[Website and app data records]
━━━━━━━━━━━━━━━━
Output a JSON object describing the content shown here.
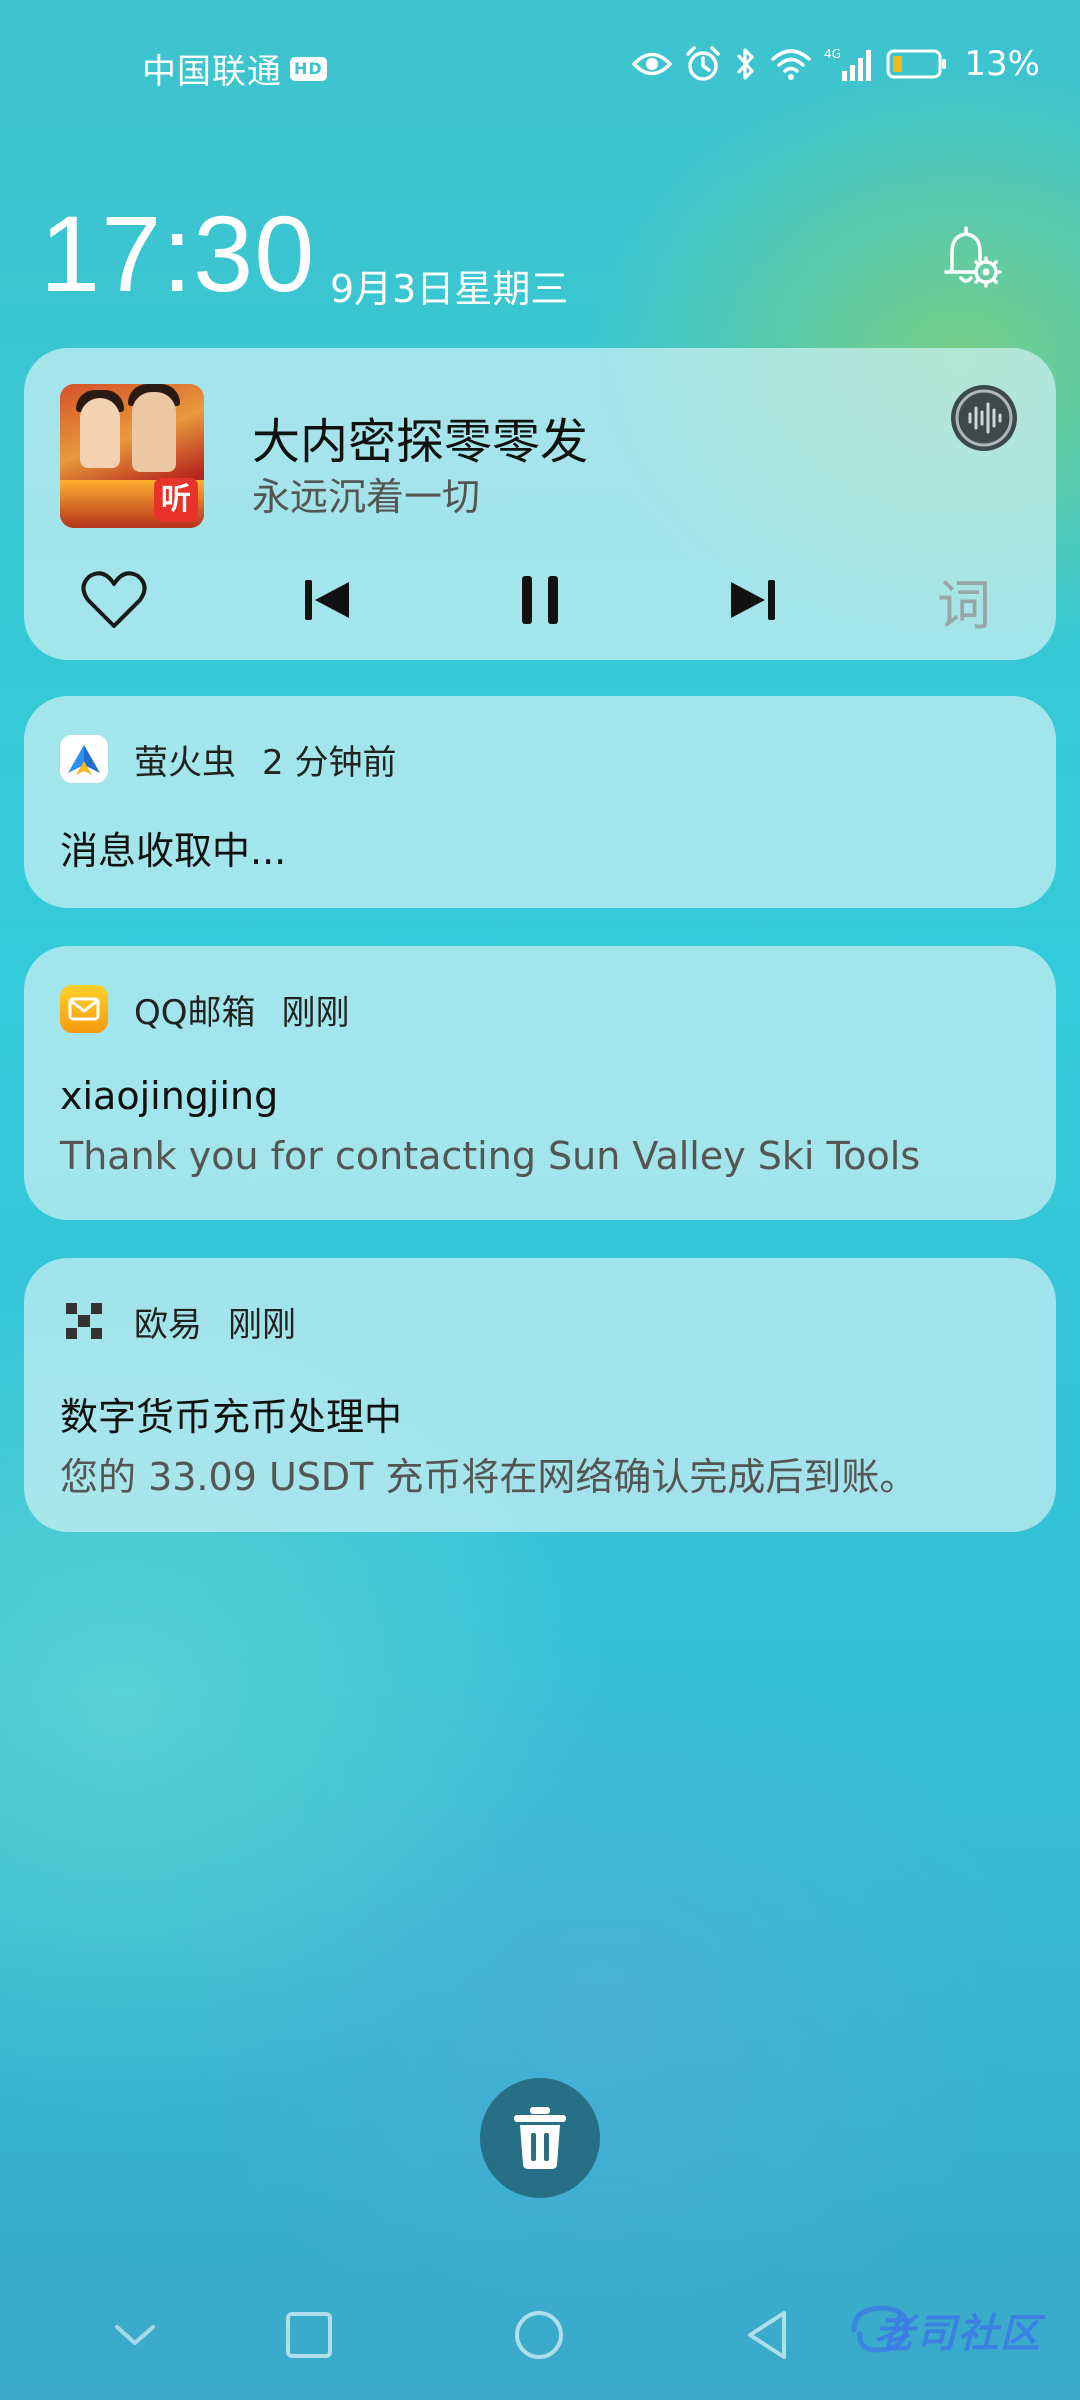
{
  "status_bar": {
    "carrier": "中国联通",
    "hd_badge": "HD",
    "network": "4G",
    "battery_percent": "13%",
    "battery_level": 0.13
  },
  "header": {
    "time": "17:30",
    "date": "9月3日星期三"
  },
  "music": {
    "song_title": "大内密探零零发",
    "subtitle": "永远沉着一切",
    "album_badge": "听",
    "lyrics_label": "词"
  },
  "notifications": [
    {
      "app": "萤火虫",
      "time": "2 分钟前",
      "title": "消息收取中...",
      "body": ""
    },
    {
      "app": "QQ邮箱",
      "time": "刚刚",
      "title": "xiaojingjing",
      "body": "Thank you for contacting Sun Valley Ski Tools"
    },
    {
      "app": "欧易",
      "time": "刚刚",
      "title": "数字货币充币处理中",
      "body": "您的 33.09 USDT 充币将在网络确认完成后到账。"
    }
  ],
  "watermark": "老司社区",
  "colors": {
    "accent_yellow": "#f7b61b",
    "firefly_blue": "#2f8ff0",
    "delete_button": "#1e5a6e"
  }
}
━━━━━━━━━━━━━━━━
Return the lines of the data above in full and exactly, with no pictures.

Output a JSON object describing the content shown here.
{
  "status_bar": {
    "carrier": "中国联通",
    "hd_badge": "HD",
    "network": "4G",
    "battery_percent": "13%",
    "battery_level": 0.13
  },
  "header": {
    "time": "17:30",
    "date": "9月3日星期三"
  },
  "music": {
    "song_title": "大内密探零零发",
    "subtitle": "永远沉着一切",
    "album_badge": "听",
    "lyrics_label": "词"
  },
  "notifications": [
    {
      "app": "萤火虫",
      "time": "2 分钟前",
      "title": "消息收取中...",
      "body": ""
    },
    {
      "app": "QQ邮箱",
      "time": "刚刚",
      "title": "xiaojingjing",
      "body": "Thank you for contacting Sun Valley Ski Tools"
    },
    {
      "app": "欧易",
      "time": "刚刚",
      "title": "数字货币充币处理中",
      "body": "您的 33.09 USDT 充币将在网络确认完成后到账。"
    }
  ],
  "watermark": "老司社区",
  "colors": {
    "accent_yellow": "#f7b61b",
    "firefly_blue": "#2f8ff0",
    "delete_button": "#1e5a6e"
  }
}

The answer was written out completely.